Employee Prone to Panic Attack Wins a Case For Constructive Dismissal; ET Awards Over £22K

In the case of Ms V Lindsay v HBOS plc, an employee was found to have been constructively and unfairly dismissed by her employer. The employee was prone to frequent panic attacks and the employer has limited knowledge about it. This led to the employee being forced to resign as it was not a healthy working environment.

The Facts in Ms V Lindsay v HBOS plc

Ms V Lindsay (the “Claimant”) commenced employment with HBOS plc (the “Respondent”) on 4 September 2000. Her role was as a Mortgage and Protection Advisor and her line manager was Ms Jallow.  The Claimant argued that during her employment she had been forced to resign from her job due to a breach of mutual trust and confidence.

Since 2016 the Claimant suffered from Post-Traumatic Stress Disorder following a family bereavement which caused her anxiety and panic attacks.  The Respondent was aware of the Claimant’s condition and prior to October 2021, provided her with support in the workplace. She continued to work despite her condition.

On 17 October 2021 following a serious family disagreement, she suffered a panic attack. Soon, on 22 October 2021, the Claimant spoke to her line manager Ms Jallow. She expressed her fears over being ‘managed out’ due to her previous spells of sickness.

On 10 November 2021, the Claimant had another conversation with Ms Jallow. She informed her that returning to work after her sick note expired ‘”filled her with fear”.

During a telephone call on 15 November 2021, with the Claimant, Ms Jallow questioned if she would prefer returning to her role or changing roles entirely. To this, the Claimant expressed her anxiety over moving to a new role.

Towards the end of the month, on 30th November, the Claimant expressed her anxiety over seeing a job advertised she thought was hers. She was assured that this was not the case, and she was ‘catastrophising’. It was suggested to her that she should revisit her treatment and medication.

On 14 December 2021, the Claimant took an extended leave from 17 December 2021. It was agreed Ms Jallow would not contact her again until 17 January 2022. This was agreed upon as it would allow her to recover from her sickness.
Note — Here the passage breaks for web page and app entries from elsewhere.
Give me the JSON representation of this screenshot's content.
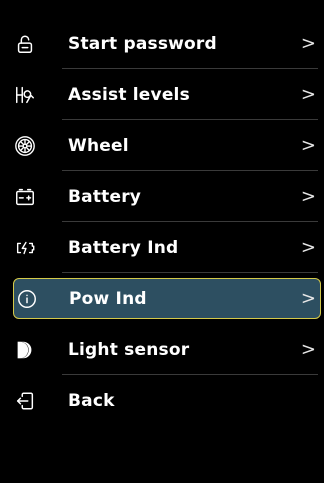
{
  "menu": {
    "items": [
      {
        "label": "Start password",
        "icon": "lock-icon",
        "chevron": ">"
      },
      {
        "label": "Assist levels",
        "icon": "assist-level-icon",
        "chevron": ">"
      },
      {
        "label": "Wheel",
        "icon": "wheel-icon",
        "chevron": ">"
      },
      {
        "label": "Battery",
        "icon": "battery-icon",
        "chevron": ">"
      },
      {
        "label": "Battery Ind",
        "icon": "battery-indicator-icon",
        "chevron": ">"
      },
      {
        "label": "Pow Ind",
        "icon": "power-indicator-icon",
        "chevron": ">",
        "selected": true
      },
      {
        "label": "Light sensor",
        "icon": "light-sensor-icon",
        "chevron": ">"
      },
      {
        "label": "Back",
        "icon": "back-icon"
      }
    ]
  },
  "colors": {
    "background": "#000000",
    "text": "#ffffff",
    "selected_fill": "#2d4f61",
    "selected_border": "#d4c94a",
    "divider": "#3a3a3a"
  }
}
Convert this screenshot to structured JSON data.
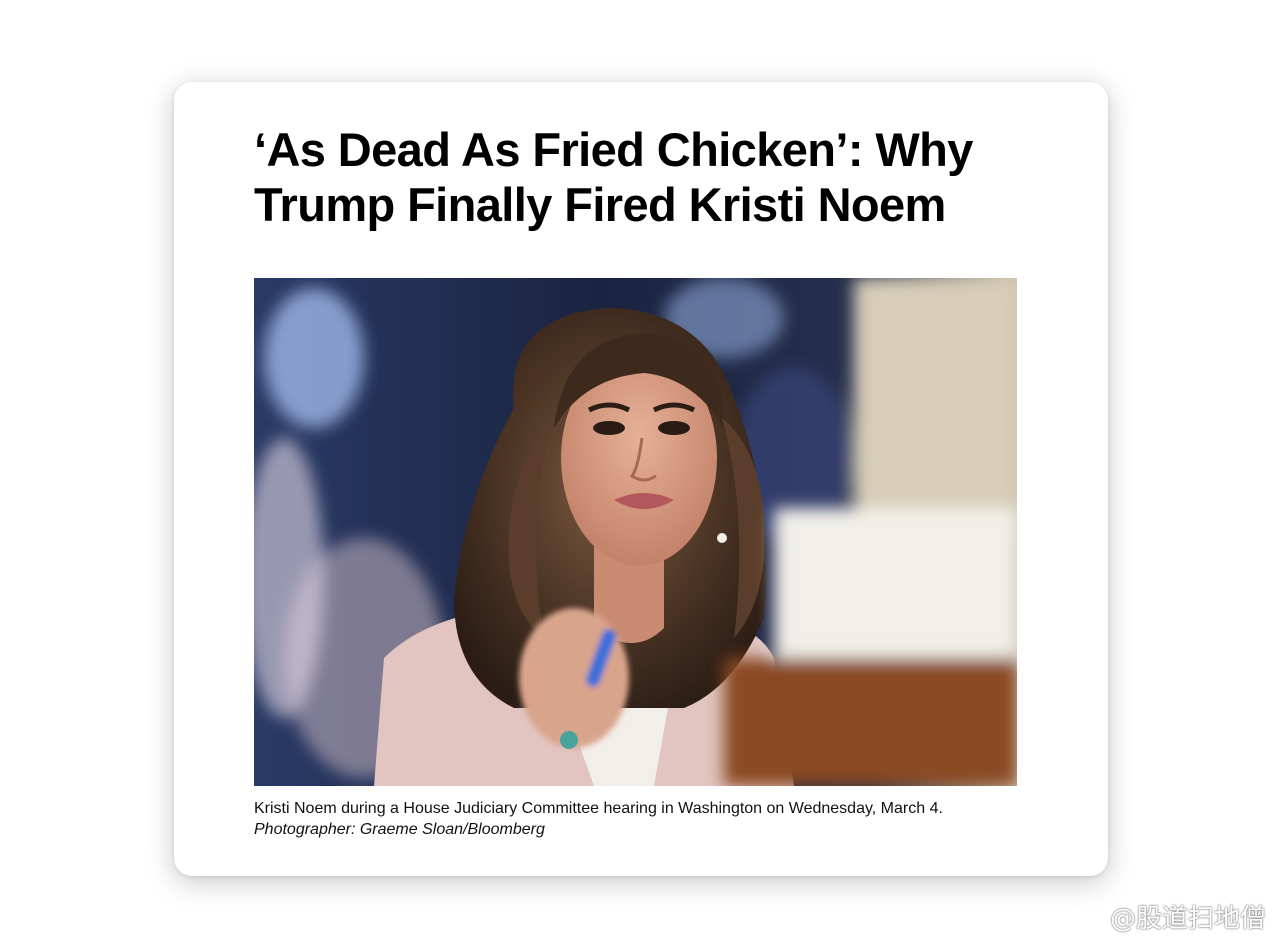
{
  "article": {
    "headline": "‘As Dead As Fried Chicken’: Why Trump Finally Fired Kristi Noem",
    "caption": {
      "text": "Kristi Noem during a House Judiciary Committee hearing in Washington on Wednesday, March 4.",
      "credit": "Photographer: Graeme Sloan/Bloomberg"
    },
    "photo": {
      "icon": "person-photo",
      "alt": "Kristi Noem during a House Judiciary Committee hearing"
    }
  },
  "watermark": {
    "icon": "weibo-logo-icon",
    "handle": "@股道扫地僧"
  },
  "colors": {
    "headline": "#000000",
    "caption": "#111111",
    "card_background": "#ffffff"
  }
}
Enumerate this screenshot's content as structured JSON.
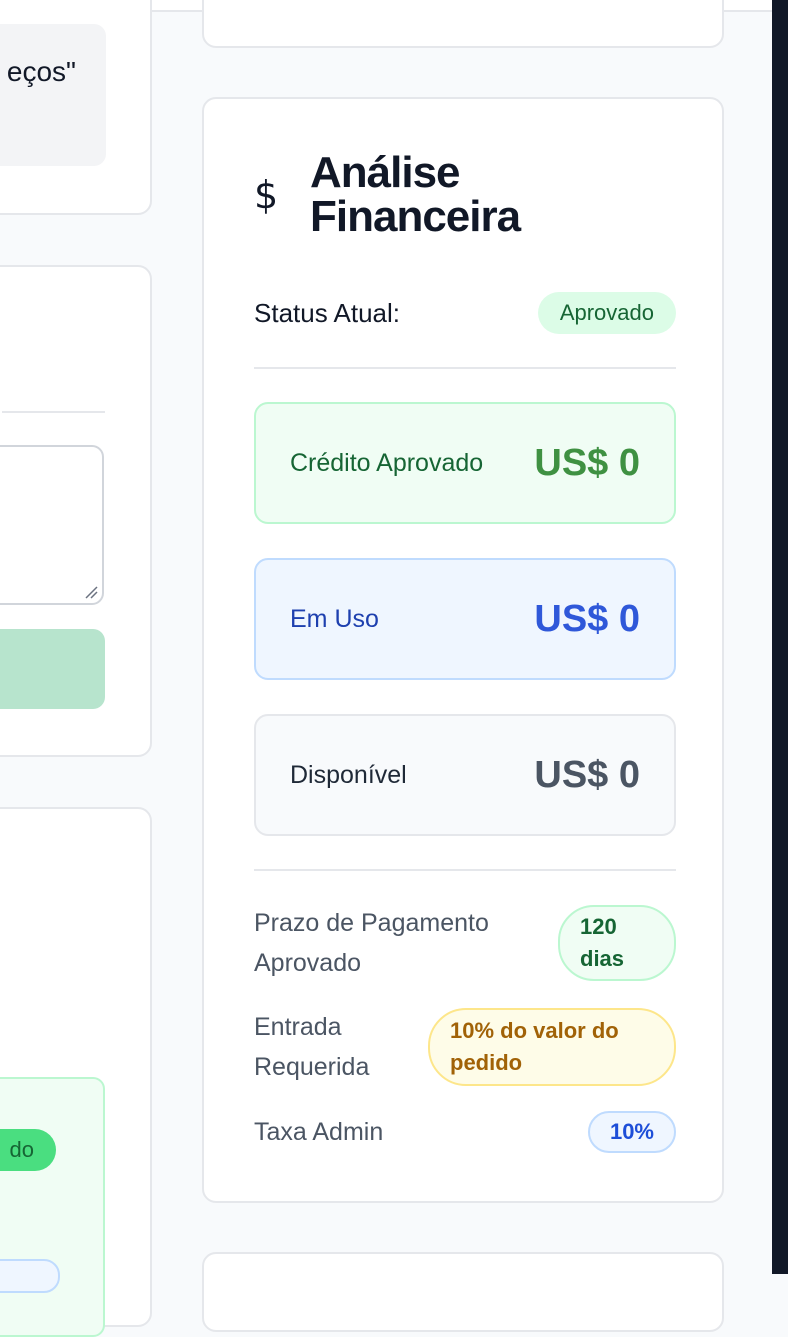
{
  "left_column": {
    "quote_fragment": "eços\""
  },
  "financial_card": {
    "icon": "dollar-icon",
    "icon_glyph": "$",
    "title": "Análise Financeira",
    "status_label": "Status Atual:",
    "status_value": "Aprovado",
    "metrics": [
      {
        "label": "Crédito Aprovado",
        "value": "US$ 0"
      },
      {
        "label": "Em Uso",
        "value": "US$ 0"
      },
      {
        "label": "Disponível",
        "value": "US$ 0"
      }
    ],
    "terms": [
      {
        "label": "Prazo de Pagamento Aprovado",
        "value": "120 dias"
      },
      {
        "label": "Entrada Requerida",
        "value": "10% do valor do pedido"
      },
      {
        "label": "Taxa Admin",
        "value": "10%"
      }
    ]
  },
  "colors": {
    "green_text": "#166534",
    "green_value": "#3f9142",
    "blue_value": "#2f58d9",
    "gray_value": "#4b5563",
    "yellow_text": "#a16207"
  }
}
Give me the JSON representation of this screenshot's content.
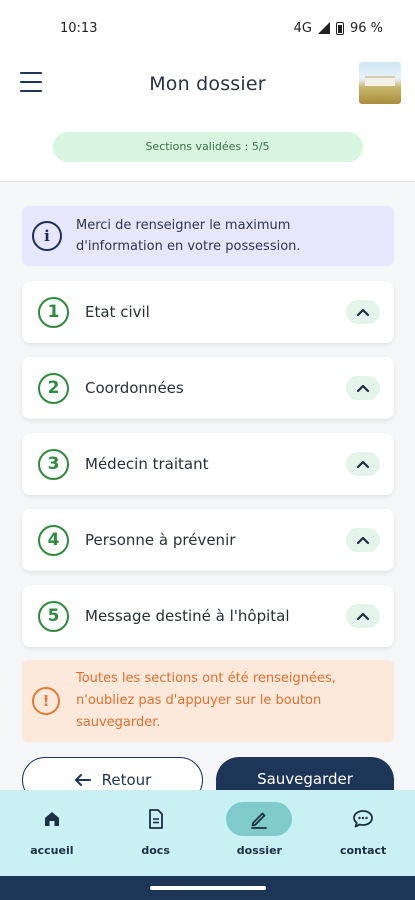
{
  "status_bar": {
    "time": "10:13",
    "network": "4G",
    "battery": "96 %"
  },
  "app_bar": {
    "title": "Mon dossier"
  },
  "progress": {
    "label": "Sections validées : 5/5"
  },
  "info": {
    "text_line1": "Merci de renseigner le maximum",
    "text_line2": "d'information en votre possession."
  },
  "sections": [
    {
      "number": "1",
      "label": "Etat civil"
    },
    {
      "number": "2",
      "label": "Coordonnées"
    },
    {
      "number": "3",
      "label": "Médecin traitant"
    },
    {
      "number": "4",
      "label": "Personne à prévenir"
    },
    {
      "number": "5",
      "label": "Message destiné à l'hôpital"
    }
  ],
  "warning": {
    "line1": "Toutes les sections ont été renseignées,",
    "line2": "n'oubliez pas d'appuyer sur le bouton",
    "line3": "sauvegarder."
  },
  "actions": {
    "back_label": "Retour",
    "save_label": "Sauvegarder"
  },
  "nav": [
    {
      "label": "accueil",
      "icon": "home-icon"
    },
    {
      "label": "docs",
      "icon": "document-icon"
    },
    {
      "label": "dossier",
      "icon": "pen-icon",
      "active": true
    },
    {
      "label": "contact",
      "icon": "chat-bubble-icon"
    }
  ],
  "colors": {
    "primary": "#1d3557",
    "success": "#2e8b3c",
    "warning": "#e27b3a",
    "nav_bg": "#c9f0f2"
  }
}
However, on 17 December 2021, Ms Jallow contacted the Claimant regarding her posts on social media regarding her cake-making business whilst off work. The Claimant responded that this had been approved by the bank as a useful hobby with therapeutic benefits. The call caused the Claimant to have a panic attack.

On 21 December 2021, the Claimant contacted her trade union to discuss her situation. She also stated her desire to remain employed by the Respondent.

The Claimant contacted her trade union again, on 6 January 2022, and expressed her concerns regarding unfair treatment by her managers. She stated her desire to resign from her job and claim constructive dismissal. On 19 January 2022, the Claimant submitted her letter of resignation.

On 4 April 2022, the Claimant started work on a self-employed basis as a mortgage protection advisor.

The Decision of the Employment Tribunal

The tribunal found in favour of the Claimant that she was constructively and unfairly dismissed by the Respondent. This was due to a breach of mutual trust and confidence. The Respondent was ordered to pay to the Claimant a basic award of £9250 and a compensatory award of £13,054.72. 

In their discussion and analysis, the tribunal reached the conclusion that the actions of Ms Jallow in contacting the Claimant did amount to a breach of mutual trust and confidence. The two key factors were: –

  • the call on 30 November 2021 questioning the Claimant’s medical treatment; and
  • the call on 17 December 2021 that questioned the Claimant’s cake business despite it being agreed upon

Our Lawyer’s View on This Case

Steve Norton, a lawyer from Redmans, comments – In this case, the failings of the employer of any real understanding of the debilitating effect of panic attacks on a long-serving employee, resulted in a fundamental breakdown in the employment relationship, which enabled the employee to establish a prima facie case of constructive unfair dismissal.

The Decision of the Employment Tribunal can be found here